litre.get receives a path or an array of paths. returns a tree, with the path (or paths) and their values. if no path is found, an empty tree (empty array) is returned. if you pass an empty array, ALL PATHS ARE GOT, EXCEPT FOR INDEX.

litre.delete receives a path or an array of paths. returns true if all operations succesful and false if not. if attempting to delete something that doesn't exist, no error is thrown, only if there was a redis error. if the array of paths passed is empty, ALL PATHS ARE DELETED.

litre.set receives a tree or a branch, which is converted into an tree. returns true if all operations are succesful and false if not. Errors are not returned but logged straight into the console. if the passed tree is empty, true is returned. internally, it invokes litre.set_one and returns whatever litre.set_one returns.

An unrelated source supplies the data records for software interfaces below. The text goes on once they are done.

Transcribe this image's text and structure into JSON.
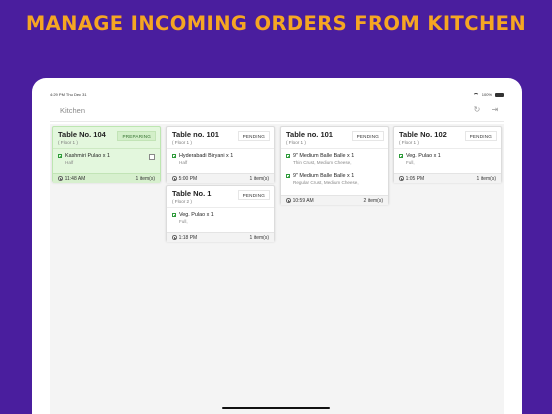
{
  "headline": "MANAGE INCOMING ORDERS FROM KITCHEN",
  "status_bar": {
    "time": "4:29 PM   Thu Dec 31",
    "battery": "100%"
  },
  "app": {
    "title": "Kitchen",
    "refresh_icon": "refresh-icon",
    "logout_icon": "logout-icon"
  },
  "colors": {
    "background": "#4a1e9e",
    "headline": "#f5a623",
    "preparing": "#e3f7dd",
    "veg": "#2e9b3a"
  },
  "orders": [
    {
      "table": "Table No. 104",
      "floor": "( Floor 1 )",
      "status": "PREPARING",
      "items": [
        {
          "name": "Kashmiri Pulao x 1",
          "note": "Half"
        }
      ],
      "time": "11:48 AM",
      "count": "1 item(s)"
    },
    {
      "table": "Table no. 101",
      "floor": "( Floor 1 )",
      "status": "PENDING",
      "items": [
        {
          "name": "Hyderabadi Biryani x 1",
          "note": "Half"
        }
      ],
      "time": "5:00 PM",
      "count": "1 item(s)"
    },
    {
      "table": "Table No. 1",
      "floor": "( Floor 2 )",
      "status": "PENDING",
      "items": [
        {
          "name": "Veg. Pulao x 1",
          "note": "Full,"
        }
      ],
      "time": "1:18 PM",
      "count": "1 item(s)"
    },
    {
      "table": "Table no. 101",
      "floor": "( Floor 1 )",
      "status": "PENDING",
      "items": [
        {
          "name": "9\" Medium Balle Balle x 1",
          "note": "Thin Crust, Medium Cheese,"
        },
        {
          "name": "9\" Medium Balle Balle x 1",
          "note": "Regular Crust, Medium Cheese,"
        }
      ],
      "time": "10:59 AM",
      "count": "2 item(s)"
    },
    {
      "table": "Table No. 102",
      "floor": "( Floor 1 )",
      "status": "PENDING",
      "items": [
        {
          "name": "Veg. Pulao x 1",
          "note": "Full,"
        }
      ],
      "time": "1:05 PM",
      "count": "1 item(s)"
    }
  ]
}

litre.getJSON takes aPath and path or array of paths. invokes litre.get and then litre.tos the result. It will return a JSON or false.

low-level functions for redis

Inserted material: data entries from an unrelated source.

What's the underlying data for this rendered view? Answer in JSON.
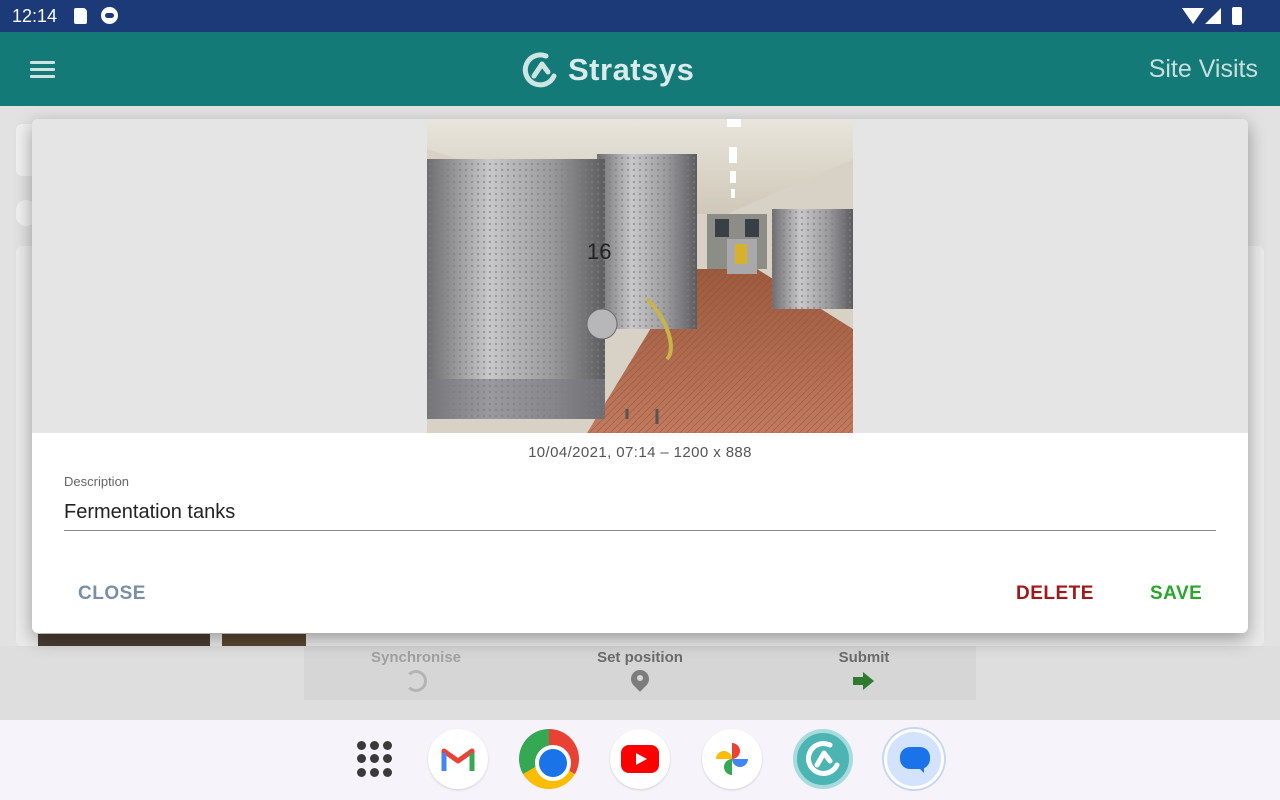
{
  "status_bar": {
    "time": "12:14"
  },
  "app_bar": {
    "brand": "Stratsys",
    "title": "Site Visits"
  },
  "bottom_actions": {
    "synchronise": "Synchronise",
    "set_position": "Set position",
    "submit": "Submit"
  },
  "dialog": {
    "photo_meta": "10/04/2021, 07:14 – 1200 x 888",
    "description_label": "Description",
    "description_value": "Fermentation tanks",
    "close_label": "CLOSE",
    "delete_label": "DELETE",
    "save_label": "SAVE"
  },
  "dock": {
    "apps": [
      "app-drawer-icon",
      "gmail-icon",
      "chrome-icon",
      "youtube-icon",
      "photos-icon",
      "stratsys-icon",
      "messages-icon"
    ]
  },
  "colors": {
    "status_bar": "#1d3a78",
    "app_bar": "#137a78",
    "delete": "#a11818",
    "save": "#2aa62a",
    "close": "#7a8fa3"
  }
}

litre.sPath epath to string key, which stringifies and removes last element (the closing "]"), so that subpaths can be matched when applying "keys sPath*".

litre.pPath string key to epath, adds the "]" and parses.

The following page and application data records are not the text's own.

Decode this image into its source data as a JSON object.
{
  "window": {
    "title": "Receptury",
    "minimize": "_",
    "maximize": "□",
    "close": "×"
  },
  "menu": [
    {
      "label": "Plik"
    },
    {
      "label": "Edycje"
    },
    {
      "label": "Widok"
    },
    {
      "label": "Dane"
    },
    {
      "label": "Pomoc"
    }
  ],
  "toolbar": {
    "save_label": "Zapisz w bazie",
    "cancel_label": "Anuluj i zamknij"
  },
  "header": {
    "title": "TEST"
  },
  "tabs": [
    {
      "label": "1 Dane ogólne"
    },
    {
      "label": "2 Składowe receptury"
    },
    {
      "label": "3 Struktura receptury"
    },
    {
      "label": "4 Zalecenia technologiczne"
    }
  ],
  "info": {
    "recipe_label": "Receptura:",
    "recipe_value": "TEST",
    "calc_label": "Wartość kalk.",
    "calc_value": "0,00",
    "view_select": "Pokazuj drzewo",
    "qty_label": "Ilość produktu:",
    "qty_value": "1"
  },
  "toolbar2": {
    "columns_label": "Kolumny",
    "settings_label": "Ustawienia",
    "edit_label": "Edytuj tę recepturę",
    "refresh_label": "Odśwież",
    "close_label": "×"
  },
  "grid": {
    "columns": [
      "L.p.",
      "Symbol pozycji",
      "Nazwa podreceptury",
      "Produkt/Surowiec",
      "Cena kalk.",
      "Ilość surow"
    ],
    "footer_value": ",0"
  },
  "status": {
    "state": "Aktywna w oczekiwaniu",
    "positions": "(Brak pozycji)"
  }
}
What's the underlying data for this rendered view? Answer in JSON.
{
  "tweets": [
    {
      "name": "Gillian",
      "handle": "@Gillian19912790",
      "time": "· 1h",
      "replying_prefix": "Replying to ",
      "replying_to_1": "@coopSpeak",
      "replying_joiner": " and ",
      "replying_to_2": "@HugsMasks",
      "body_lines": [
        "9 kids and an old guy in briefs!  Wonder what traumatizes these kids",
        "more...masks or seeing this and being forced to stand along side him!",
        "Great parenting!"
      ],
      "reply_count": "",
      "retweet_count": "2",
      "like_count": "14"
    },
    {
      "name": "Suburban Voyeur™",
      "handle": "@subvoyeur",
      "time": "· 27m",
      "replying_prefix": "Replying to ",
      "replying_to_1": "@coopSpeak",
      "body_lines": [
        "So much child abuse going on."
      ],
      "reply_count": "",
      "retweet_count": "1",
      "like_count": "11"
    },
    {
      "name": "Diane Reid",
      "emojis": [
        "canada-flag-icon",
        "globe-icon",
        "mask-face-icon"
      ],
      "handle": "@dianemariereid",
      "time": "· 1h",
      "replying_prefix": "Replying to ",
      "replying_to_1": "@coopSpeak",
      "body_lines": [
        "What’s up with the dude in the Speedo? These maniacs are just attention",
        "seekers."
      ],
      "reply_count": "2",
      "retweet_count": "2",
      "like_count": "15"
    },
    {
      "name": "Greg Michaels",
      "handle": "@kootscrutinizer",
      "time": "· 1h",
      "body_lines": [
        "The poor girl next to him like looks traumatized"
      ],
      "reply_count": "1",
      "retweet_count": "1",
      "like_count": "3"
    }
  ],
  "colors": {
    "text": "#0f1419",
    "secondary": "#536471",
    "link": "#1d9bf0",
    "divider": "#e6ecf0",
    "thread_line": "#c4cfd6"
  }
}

litre.escape escapes the globs for pattern matching, to use only when invoking "KEYS"

litre.redis, takes aStack, action and further arguments. validates the action, lowercases it, calls the corresponding node_redis method passing the arguments. if the query returns error, the error is logged and false is areturned. else, the return value obtained from node_redis is areturned.

litre.find takes aStack and a epath. if epath is empty, finds all keys. finds all keys (not their values, just the keys), using KEYS, the escaped stringified path, and aReturns the result. returns false if input is invalid. if nothing is found, returns empty array, if found one or more, it returns them in an array, in the form of paths (it applies litre.pPath to the results). if there is an error, returns false.

litre.find_conflicts, takes astack and path. it returns an array of paths (empty or not) with all the conflicting paths that exist.

litre.delete_one receives a path and deletes it in redis. if there was an error, returns false, otherwise returns true.

litre.set_one receives a branch and sets it in redis. it returns true or false, depending on if there was an error or not.

litre.get_one receives a path and gets it from redis, returning a tree. if the path wasn't found, an empty tree is returned. if there is an error in any of the calls made (there can be many because a path can point to many keys), the function returns false.

storage in redis

one key per branch. key name is the path, passed through litre.sPath, which stringifies it and removes the "]" from the end. we'll name this the spath.

also, as any well designed system, it relies on an arbitrary global variable, which is the redis key INDEX. don't overwrite it, or you will influence future events.

when a key is added, also its spath is added to this INDEX, which is a sorted set. all spaths in index have 0 as its score. this is for fast retrieval of inconsistencies.

when a path is searched, it is spathed and then escaped (because the keys argument has a glob syntax), then passed to KEYS with a star afterwards. this should later be changed to zrangebylex in INDEX, because right now search is a O(N) operation (actually, it is usually faster, because KEYS commands with wildcard at the end run much faster). We don't do it right now because zrangebylex is bleeding edge redis.

when a path is added, we need to do a consistency check of the whole dataset. If we did it as we do it in the consistency functions, it would be a O(N x M)) operation, where M is the length of the path to insert. This is unacceptable, so what we do is to use ZRANK in INDEX, which is O(log (N)), so in the end we have O(log (N) x M), which is acceptable. the consistency check returns a number of paths to delete, which then are passed to litre.delete_one. this should be done as an entire transaction.

when a path is deleted, both its key and its entry in INDEX are deleted. this should be done as an entire transaction.

Source code

The complete source code is contained in litre.js. It is about 720 lines long. 720! This better be very useful.


litre is written by Federico Pereiro ( and released into the public domain.



npm i litre

DownloadsWeekly Downloads





Public Domain

Last publish


  • avatar